Another volcanic Icelandic shot comes from the Reykjanes peninsula which was struck by thousands of earthquakes in the lead up to an eruption. Then, at 8:45 pm on March 19, 2021, the floor of the Geldigadalir valley succumbed to magmatic pressure and ripped open, freeing slews of molten rock.
A drone zooming over a yearling polar bear shows it grappling with fresh ice during a play session with its sibling in which the young bears were jumping in and out of the water. It took five months to secure the shot, which Ledoux spent in a remote camp on the east coast of Svalbard.
Back in Iceland again (what can we say, it really is a great spot for drone photography) this time for the dramatic coloration of the Highlands landscape. Soaring above the ground, Trustup was inspired to call this shot Fertility in reference to the vitality of the landscape rich in water, grass, and flourishing greenery.

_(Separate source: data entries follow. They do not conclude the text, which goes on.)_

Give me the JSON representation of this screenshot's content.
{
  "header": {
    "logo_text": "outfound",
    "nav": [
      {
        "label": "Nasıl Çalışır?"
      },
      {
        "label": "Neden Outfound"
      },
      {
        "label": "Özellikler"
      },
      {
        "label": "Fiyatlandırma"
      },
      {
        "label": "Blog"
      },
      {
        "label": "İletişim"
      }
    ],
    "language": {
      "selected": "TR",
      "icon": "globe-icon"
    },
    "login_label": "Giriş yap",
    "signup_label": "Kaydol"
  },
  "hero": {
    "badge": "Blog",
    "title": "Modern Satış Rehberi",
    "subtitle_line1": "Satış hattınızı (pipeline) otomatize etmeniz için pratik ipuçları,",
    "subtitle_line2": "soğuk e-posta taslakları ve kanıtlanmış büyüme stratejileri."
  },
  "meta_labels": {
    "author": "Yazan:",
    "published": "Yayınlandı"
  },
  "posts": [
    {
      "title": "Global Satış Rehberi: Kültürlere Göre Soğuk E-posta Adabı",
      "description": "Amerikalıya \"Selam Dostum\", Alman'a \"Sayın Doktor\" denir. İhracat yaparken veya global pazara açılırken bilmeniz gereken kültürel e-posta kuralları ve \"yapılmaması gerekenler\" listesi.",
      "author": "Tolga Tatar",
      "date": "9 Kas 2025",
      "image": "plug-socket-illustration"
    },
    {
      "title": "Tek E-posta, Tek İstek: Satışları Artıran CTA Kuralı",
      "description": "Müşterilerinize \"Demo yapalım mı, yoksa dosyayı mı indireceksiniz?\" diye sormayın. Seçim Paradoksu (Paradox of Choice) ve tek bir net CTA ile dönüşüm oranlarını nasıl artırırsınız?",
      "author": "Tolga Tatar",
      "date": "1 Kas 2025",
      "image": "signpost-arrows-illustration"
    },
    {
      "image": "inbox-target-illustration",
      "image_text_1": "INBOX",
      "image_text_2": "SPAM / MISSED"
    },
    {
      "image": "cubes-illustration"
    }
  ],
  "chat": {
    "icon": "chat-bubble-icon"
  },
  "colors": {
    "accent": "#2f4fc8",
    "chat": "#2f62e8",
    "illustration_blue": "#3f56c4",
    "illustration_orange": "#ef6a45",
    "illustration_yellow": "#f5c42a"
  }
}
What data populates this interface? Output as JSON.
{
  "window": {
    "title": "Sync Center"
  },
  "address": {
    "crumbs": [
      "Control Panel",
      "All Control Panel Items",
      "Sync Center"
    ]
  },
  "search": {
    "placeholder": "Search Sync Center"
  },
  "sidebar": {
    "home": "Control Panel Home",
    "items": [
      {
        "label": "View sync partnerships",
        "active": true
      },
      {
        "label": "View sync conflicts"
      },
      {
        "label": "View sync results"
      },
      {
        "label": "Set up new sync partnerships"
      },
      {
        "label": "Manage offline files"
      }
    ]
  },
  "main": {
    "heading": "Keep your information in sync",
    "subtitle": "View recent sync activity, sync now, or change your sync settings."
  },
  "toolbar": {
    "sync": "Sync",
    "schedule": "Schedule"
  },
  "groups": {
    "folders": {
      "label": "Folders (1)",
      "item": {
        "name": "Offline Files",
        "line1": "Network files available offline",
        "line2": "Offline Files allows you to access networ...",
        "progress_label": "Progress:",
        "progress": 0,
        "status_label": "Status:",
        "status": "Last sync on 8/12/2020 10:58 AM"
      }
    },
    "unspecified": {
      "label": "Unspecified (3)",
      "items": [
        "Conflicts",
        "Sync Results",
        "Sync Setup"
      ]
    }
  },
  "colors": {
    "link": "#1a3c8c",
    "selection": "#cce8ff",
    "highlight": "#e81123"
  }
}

These strange floating islands are called "phumdis" and are unique to Loktak Lake in northeastern India. The floating masses of vegetation consist of vegetation, soil, and organic matter in various states of decomposition, with a spongy surface that’s bouncy like a trampoline. A bit like icebergs, only a small amount of their total mass is visible, with 80 percent sitting below the surface.
This tree isn’t actually a tree, but the journey of water inland from a source at the bottom of the photo. Photographer Gomez traced on its “branches” to enhance the visual trick.
This contrasting shot shows the point at which a glacial river meets the Atlantic Ocean. The many directions of the flowing water represent the different flows of water coming off the glaciers in, you guessed it, Iceland.
See more winning shots from The Drone Photo Awards 2022.